It is a rule universally accepted that any item you drop on the floor and need desperately will automatically shrink exponentially in relation to how desperately you need said object. Actually, the entire world is shrinking. The print in newspapers, books and magazines is shrinking. Clothes are shrinking. The only thing that isn’t shrinking is the cost of living and Kim Kardashian’s ego. North West? Really? A name like that should come with a certificate for this little girl to get one free slap to the back of both parents’ heads to be accompanied by the question “What were you thinking??” (One uncle reportedly said “I like the name. It’s COOL. Get it? COOL? North?” Hope the kid got her brains from the other side of the family.)
Where was I? Oh yes! The incredible shrinking dropped object. I recently purchased a new washing machine. This is a source of great excitement for me. (Feel free to think “Man, she needs to get a life!”) I haven’t had a washing machine for a number of years. And before you have visions of a short, fat lady shuffling around like a demented grownup version of Pigpen from Peanuts, I HAVE been taking my clothes to a laundromat for the past eight years. Not fun. So I finally decided I’d had enough and bought this new washing machine. All was going well until I was preparing to hook it to the water source. There is this teeny tiny washer that must go inside the hose before you connect it. WHY they don’t put it in for you, I don’t know. Some plot concocted in China to provide entertainment for factory workers. I am certain there is a mini camera in the washing machine and when you drop said washer and have to look for it, voila, fun for the entire factory family.
I mean what could be more fun than watching a grown woman crawl around on the kitchen floor looking for the incredible shrinking washer? I swept the floor. I crawled every inch of it with a flashlight. I checked the dogs’ mouths, the cats’ mouths – NOTHING. It shrank into oblivion or dropped into the same black hole that swallows my keys, my insurance card, seventeen odd socks and my memory at least once a day. Of course I work in a place that is one stuttering pig shy of a full blow Looney Tunes. That could have something to do with my shrinking memory. What was I talking about?

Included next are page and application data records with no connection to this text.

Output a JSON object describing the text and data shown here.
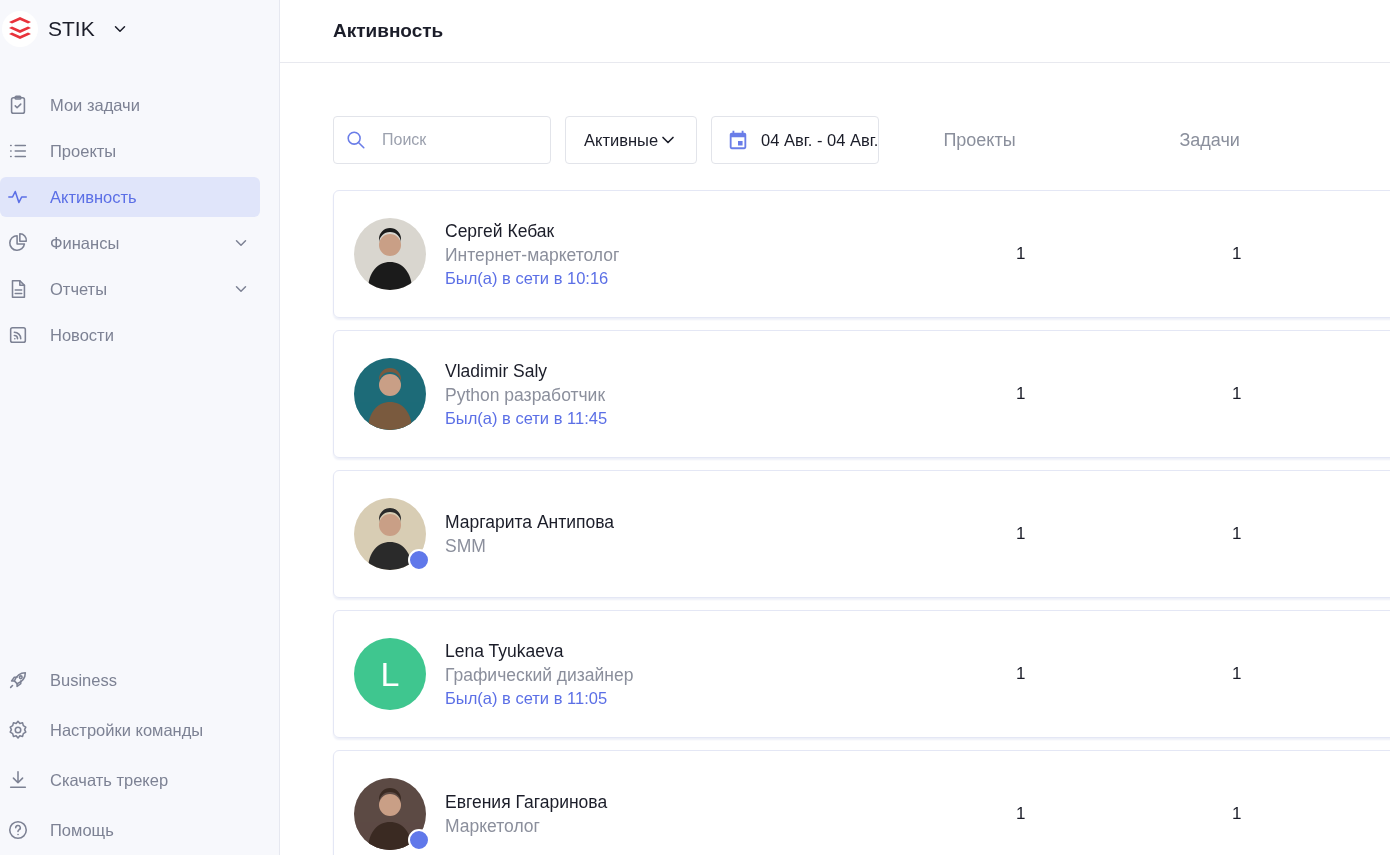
{
  "sidebar": {
    "workspace": "STIK",
    "items": [
      {
        "label": "Мои задачи",
        "selected": false,
        "expandable": false
      },
      {
        "label": "Проекты",
        "selected": false,
        "expandable": false
      },
      {
        "label": "Активность",
        "selected": true,
        "expandable": false
      },
      {
        "label": "Финансы",
        "selected": false,
        "expandable": true
      },
      {
        "label": "Отчеты",
        "selected": false,
        "expandable": true
      },
      {
        "label": "Новости",
        "selected": false,
        "expandable": false
      }
    ],
    "bottom_items": [
      {
        "label": "Business"
      },
      {
        "label": "Настройки команды"
      },
      {
        "label": "Скачать трекер"
      },
      {
        "label": "Помощь"
      }
    ]
  },
  "header": {
    "title": "Активность"
  },
  "filters": {
    "search": {
      "placeholder": "Поиск"
    },
    "status": {
      "value": "Активные"
    },
    "date_range": {
      "value": "04 Авг. - 04 Авг."
    }
  },
  "columns": [
    "Проекты",
    "Задачи"
  ],
  "members": [
    {
      "name": "Сергей Кебак",
      "role": "Интернет-маркетолог",
      "last_seen": "Был(а) в сети в 10:16",
      "online": false,
      "projects": "1",
      "tasks": "1"
    },
    {
      "name": "Vladimir Saly",
      "role": "Python разработчик",
      "last_seen": "Был(а) в сети в 11:45",
      "online": false,
      "projects": "1",
      "tasks": "1"
    },
    {
      "name": "Маргарита Антипова",
      "role": "SMM",
      "online": true,
      "projects": "1",
      "tasks": "1"
    },
    {
      "name": "Lena Tyukaeva",
      "role": "Графический дизайнер",
      "last_seen": "Был(а) в сети в 11:05",
      "avatar": {
        "kind": "initial",
        "text": "L",
        "color": "#3fc68f"
      },
      "online": false,
      "projects": "1",
      "tasks": "1"
    },
    {
      "name": "Евгения Гагаринова",
      "role": "Маркетолог",
      "online": true,
      "projects": "1",
      "tasks": "1"
    }
  ]
}
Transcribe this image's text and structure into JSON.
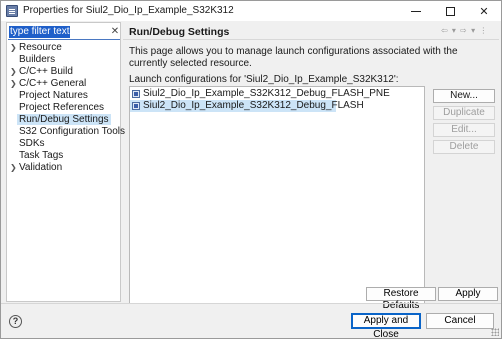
{
  "window": {
    "title": "Properties for Siul2_Dio_Ip_Example_S32K312",
    "minimize_icon": "minimize-icon",
    "maximize_icon": "maximize-icon",
    "close_glyph": "✕"
  },
  "filter": {
    "placeholder": "",
    "value": "type filter text",
    "clear_glyph": "✕"
  },
  "tree": {
    "items": [
      {
        "label": "Resource",
        "expandable": true
      },
      {
        "label": "Builders",
        "expandable": false
      },
      {
        "label": "C/C++ Build",
        "expandable": true
      },
      {
        "label": "C/C++ General",
        "expandable": true
      },
      {
        "label": "Project Natures",
        "expandable": false
      },
      {
        "label": "Project References",
        "expandable": false
      },
      {
        "label": "Run/Debug Settings",
        "expandable": false,
        "selected": true
      },
      {
        "label": "S32 Configuration Tools",
        "expandable": false
      },
      {
        "label": "SDKs",
        "expandable": false
      },
      {
        "label": "Task Tags",
        "expandable": false
      },
      {
        "label": "Validation",
        "expandable": true
      }
    ]
  },
  "page": {
    "title": "Run/Debug Settings",
    "nav_arrows": "⇦ ▾ ⇨ ▾ ⋮",
    "description": "This page allows you to manage launch configurations associated with the currently selected resource.",
    "list_label": "Launch configurations for 'Siul2_Dio_Ip_Example_S32K312':",
    "configurations": [
      {
        "label": "Siul2_Dio_Ip_Example_S32K312_Debug_FLASH_PNE",
        "selected": false
      },
      {
        "label": "Siul2_Dio_Ip_Example_S32K312_Debug_FLASH",
        "selected": true
      }
    ],
    "buttons": {
      "new": "New...",
      "duplicate": "Duplicate",
      "edit": "Edit...",
      "delete": "Delete"
    },
    "restore_defaults": "Restore Defaults",
    "apply": "Apply"
  },
  "footer": {
    "help_glyph": "?",
    "apply_and_close": "Apply and Close",
    "cancel": "Cancel"
  },
  "colors": {
    "accent": "#1f5fc9",
    "selection": "#cce4f7",
    "default_button_border": "#0a64c8"
  }
}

Oh yes! Finishing a book is a lot like looking for a shrinking washer. You get to a certain point and the entire plot just dries up like an ex-husband’s bank account when it’s time to pay alimony. Or your enthusiasm for the story withers away, like said ex-husband’s … well, you get the picture. Starting a book is easy. That story idea is a washer the size of a hoola hoop. (For the uninitiated a hoola hoop is a toy born in the 1960’s meant to make children exercise and to make adults throw their back out while appearing to be in a full seizure or trying to get a spider off their body.)
Then you get to the middle of your book and the Great Wall of China is erected around the plot.
Your characters turn into teenagers.
Writer : “What’s wrong?”
Character : “Nothing.”
Writer : “Why aren’t you talking?”
Character : “Don’t know.”
Yes, teenagers are the reason I am glad all my kids have four legs and fur. I can spay and neuter them, put them on a leash, and they don’t need a car or a college education, and they usually don’t call home and say “Mom, I need bail money.”
So you’ve dropped the end of your book and you’re crawling around on the floor with a flashlight looking for it while the cat looks at you as if you’ve lost your mind. Oh! Look! Another story idea under the stove. I really need to sweep under there more often. Let’s face it you HAVE lost your mind. You’re a writer. You checked the crazy box on your application the minute you decided to write a book. Stick a fork in your butt. You are done!
So, how do you finish the book when you are fairly certain the book has finished you? How do you make yourself get up off the floor and decide to get your butt to Lowe’s and buy a new washer or do whatever you have to do to get to that holiest of holy places THE END?